Prescription sales growth at Longueuil, Quebec-based Jean Coutu and rivals such as Shoppers Drug Mart Corp SC.TO have been hurt in recent years by a provincial crackdown on generic drug prices and reimbursement rules. But Jean Coutu has said Pro Doc should help boost margins over the long term.
Pro Doc’s sales rose 14.0 percent to C$38.3 million ($39.2 million) in its second quarter, ended September 1, and the unit’s contribution to operating income before amortization rose 25.2 percent to C$15.4 million.
“I think Pro Doc was a key strategy for them ahead of the generic drug legislation changes, and it’s definitely been beneficial for the company,” Canaccord Genuity analyst Derek Dley said, adding that the quarter was broadly in line with his expectations.

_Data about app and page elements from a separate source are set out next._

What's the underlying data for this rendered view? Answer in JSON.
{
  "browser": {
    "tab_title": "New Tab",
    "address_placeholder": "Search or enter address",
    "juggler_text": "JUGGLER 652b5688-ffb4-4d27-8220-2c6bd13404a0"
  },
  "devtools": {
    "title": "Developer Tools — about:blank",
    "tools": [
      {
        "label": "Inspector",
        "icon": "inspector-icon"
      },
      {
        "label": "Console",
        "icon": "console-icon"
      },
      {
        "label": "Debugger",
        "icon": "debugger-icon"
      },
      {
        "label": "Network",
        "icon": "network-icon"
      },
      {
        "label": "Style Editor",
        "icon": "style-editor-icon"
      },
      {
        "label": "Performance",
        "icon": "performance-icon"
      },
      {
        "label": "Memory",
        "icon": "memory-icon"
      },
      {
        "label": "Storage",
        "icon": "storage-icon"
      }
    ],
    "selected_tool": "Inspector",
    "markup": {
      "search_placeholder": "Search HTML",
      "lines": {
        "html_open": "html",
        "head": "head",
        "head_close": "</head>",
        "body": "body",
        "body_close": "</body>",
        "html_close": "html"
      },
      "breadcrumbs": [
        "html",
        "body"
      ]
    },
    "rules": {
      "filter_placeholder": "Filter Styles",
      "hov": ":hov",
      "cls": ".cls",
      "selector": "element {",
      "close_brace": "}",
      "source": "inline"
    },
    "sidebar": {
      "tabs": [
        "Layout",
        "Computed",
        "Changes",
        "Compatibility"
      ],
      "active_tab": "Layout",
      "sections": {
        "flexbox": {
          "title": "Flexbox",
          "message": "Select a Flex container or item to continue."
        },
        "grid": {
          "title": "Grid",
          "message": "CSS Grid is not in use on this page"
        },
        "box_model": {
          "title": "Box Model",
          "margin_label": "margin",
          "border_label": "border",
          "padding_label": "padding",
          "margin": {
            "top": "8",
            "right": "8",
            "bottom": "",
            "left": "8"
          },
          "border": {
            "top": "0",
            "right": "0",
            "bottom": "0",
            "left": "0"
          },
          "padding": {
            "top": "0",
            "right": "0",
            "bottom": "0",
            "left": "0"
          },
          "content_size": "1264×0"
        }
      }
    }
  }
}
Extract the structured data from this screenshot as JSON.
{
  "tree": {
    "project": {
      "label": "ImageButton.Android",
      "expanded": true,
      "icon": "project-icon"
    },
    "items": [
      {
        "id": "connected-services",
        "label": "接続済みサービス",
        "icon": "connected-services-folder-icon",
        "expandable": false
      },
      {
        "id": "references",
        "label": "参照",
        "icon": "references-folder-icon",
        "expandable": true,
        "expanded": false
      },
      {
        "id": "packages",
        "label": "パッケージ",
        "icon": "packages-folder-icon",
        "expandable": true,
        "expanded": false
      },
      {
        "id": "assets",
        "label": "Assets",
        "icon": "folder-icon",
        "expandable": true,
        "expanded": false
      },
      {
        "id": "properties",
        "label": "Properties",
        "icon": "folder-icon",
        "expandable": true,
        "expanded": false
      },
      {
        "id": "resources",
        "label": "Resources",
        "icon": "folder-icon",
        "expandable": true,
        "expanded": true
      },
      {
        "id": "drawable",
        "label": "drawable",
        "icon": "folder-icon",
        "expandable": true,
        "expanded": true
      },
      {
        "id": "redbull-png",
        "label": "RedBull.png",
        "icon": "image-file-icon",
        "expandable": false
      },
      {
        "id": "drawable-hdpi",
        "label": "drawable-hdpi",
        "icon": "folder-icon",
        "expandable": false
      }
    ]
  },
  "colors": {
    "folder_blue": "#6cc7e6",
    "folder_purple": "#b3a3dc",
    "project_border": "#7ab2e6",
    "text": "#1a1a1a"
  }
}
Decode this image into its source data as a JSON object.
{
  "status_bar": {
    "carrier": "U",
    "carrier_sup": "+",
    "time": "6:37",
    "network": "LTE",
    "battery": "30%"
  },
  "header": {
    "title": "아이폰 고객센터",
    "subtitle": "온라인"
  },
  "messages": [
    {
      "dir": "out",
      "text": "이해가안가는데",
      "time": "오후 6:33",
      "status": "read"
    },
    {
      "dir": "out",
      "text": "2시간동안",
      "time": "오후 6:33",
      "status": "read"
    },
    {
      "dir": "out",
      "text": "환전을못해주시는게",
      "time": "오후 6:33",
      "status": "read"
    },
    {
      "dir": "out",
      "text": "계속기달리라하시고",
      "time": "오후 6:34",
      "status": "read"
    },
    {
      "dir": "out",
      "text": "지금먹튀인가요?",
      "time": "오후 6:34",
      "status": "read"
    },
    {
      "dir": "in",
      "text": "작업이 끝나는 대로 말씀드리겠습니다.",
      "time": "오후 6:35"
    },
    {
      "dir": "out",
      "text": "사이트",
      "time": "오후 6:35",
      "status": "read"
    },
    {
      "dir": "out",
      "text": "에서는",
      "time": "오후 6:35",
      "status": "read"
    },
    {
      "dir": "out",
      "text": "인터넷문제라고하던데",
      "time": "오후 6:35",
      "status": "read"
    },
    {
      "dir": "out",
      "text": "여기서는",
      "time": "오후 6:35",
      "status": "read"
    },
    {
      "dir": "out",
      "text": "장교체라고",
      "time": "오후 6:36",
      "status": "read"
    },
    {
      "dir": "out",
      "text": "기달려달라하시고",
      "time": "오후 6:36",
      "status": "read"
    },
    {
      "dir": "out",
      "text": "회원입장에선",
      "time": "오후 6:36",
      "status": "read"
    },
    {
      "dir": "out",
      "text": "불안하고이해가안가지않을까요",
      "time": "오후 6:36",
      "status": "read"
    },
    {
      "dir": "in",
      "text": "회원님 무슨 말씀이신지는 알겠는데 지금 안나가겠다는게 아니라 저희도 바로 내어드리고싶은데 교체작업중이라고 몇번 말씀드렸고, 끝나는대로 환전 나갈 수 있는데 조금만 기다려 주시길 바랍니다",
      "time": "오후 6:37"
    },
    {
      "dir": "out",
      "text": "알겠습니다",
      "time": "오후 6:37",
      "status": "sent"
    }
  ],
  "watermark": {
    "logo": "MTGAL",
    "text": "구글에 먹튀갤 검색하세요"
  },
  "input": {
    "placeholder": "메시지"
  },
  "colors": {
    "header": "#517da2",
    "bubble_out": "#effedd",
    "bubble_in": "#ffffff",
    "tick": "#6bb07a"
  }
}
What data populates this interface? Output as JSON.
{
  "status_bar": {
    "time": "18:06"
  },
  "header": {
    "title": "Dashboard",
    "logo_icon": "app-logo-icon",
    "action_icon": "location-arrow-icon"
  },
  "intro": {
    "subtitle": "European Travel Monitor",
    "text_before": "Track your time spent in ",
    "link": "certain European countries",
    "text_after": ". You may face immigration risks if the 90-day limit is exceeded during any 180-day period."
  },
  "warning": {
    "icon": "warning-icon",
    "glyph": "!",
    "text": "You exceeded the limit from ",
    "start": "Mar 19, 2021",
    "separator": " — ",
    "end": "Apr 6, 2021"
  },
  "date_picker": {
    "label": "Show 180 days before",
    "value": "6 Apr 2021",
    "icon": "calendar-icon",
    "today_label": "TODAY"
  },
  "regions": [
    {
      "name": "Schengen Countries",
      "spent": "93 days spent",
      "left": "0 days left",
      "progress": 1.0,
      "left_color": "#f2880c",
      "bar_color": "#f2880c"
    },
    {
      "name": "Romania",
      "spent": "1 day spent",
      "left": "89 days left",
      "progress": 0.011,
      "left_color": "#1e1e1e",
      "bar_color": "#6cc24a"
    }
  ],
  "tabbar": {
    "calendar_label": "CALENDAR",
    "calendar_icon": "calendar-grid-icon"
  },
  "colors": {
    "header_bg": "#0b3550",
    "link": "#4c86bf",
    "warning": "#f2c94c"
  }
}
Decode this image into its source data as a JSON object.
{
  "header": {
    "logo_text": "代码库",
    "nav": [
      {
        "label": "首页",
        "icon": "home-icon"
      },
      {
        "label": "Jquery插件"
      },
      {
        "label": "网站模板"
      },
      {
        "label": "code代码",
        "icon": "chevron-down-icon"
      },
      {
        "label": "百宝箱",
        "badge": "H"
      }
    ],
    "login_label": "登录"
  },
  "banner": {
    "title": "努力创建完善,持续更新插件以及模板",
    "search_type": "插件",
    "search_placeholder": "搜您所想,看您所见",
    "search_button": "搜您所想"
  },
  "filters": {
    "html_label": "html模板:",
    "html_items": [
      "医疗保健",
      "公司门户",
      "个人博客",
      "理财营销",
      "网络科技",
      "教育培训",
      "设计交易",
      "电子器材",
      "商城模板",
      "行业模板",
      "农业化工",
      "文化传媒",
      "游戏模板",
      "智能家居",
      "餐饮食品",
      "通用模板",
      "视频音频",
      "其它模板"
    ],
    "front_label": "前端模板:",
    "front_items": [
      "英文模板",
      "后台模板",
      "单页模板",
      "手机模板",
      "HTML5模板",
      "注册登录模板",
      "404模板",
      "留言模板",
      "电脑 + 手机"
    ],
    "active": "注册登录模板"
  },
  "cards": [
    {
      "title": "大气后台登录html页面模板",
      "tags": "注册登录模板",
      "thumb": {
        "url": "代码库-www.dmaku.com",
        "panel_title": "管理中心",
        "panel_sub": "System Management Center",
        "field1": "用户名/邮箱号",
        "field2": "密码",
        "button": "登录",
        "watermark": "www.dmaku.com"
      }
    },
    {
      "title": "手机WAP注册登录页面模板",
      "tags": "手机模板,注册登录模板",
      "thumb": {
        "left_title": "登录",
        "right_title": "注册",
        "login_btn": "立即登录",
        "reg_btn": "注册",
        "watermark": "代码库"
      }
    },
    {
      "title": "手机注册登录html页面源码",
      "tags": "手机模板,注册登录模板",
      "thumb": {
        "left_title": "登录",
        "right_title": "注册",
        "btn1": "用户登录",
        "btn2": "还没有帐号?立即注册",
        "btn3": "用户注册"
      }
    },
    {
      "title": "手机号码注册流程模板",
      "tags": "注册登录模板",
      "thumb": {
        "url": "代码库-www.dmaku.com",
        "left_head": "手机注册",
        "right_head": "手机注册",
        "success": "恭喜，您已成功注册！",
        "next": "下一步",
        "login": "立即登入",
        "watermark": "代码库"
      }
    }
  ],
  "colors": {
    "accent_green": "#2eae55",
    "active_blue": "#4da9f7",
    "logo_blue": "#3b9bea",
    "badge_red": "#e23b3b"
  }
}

Ontario bans drugstores from selling their own private-label generic drugs. Canada’s top court has agreed to hear a challenge to the ban by Shoppers Drug Mart.
Jean Coutu said 61.0 percent of prescriptions were for generics during its second quarter, up from 57.2 percent in the same quarter last year.
Sales at established stores, a key measure for retailers, increased 2.6 percent overall in the quarter, and 1.6 percent for non-pharmacy, or “front-end” goods.
Dley said the same-store pharmacy sales growth was a bit stronger than he had forecast, while front-end sales growth at established stores was weaker than he had expected.
“It’s a pretty competitive environment out there, so you know, I‘m not surprised to see it come in a little bit lower, but it’s definitely a little bit weaker than I was expecting,” he said.
Excluding a gain related to Jean Coutu’s stake in U.S. drugstore chain Rite Aid Corp (RAD.N) and other items, earnings rose to C$50.0 million, or 23 Canadian cents a share, compared with C$44.6 million, or 19 Canadian cents, a year earlier.
Jean Coutu is Rite Aid’s biggest shareholder, the legacy of the Canadian company’s 2004 purchase of the Brooks and Eckerd drugstore chain. In 2007, Jean Coutu sold the U.S. business to Rite Aid for cash and stock. In April, it sold nearly one quarter of its stake.
On an unadjusted basis, net profit fell to C$51.2 million, or 23 Canadian cents a share, from C$66.4 million, or 29 Canadian cents. Revenue rose to C$658.7 million from C$635.2 million.
Analysts, on average, expected earnings of 22 Canadian cents a share on revenue of C$653.7 million.
Shares edged up 0.2 percent to C$14.56 in early trading on the Toronto Stock Exchange on Wednesday.
Reporting by Allison Martell; Editing by Leslie Adler; Jeffrey Benkoe and; Peter Galloway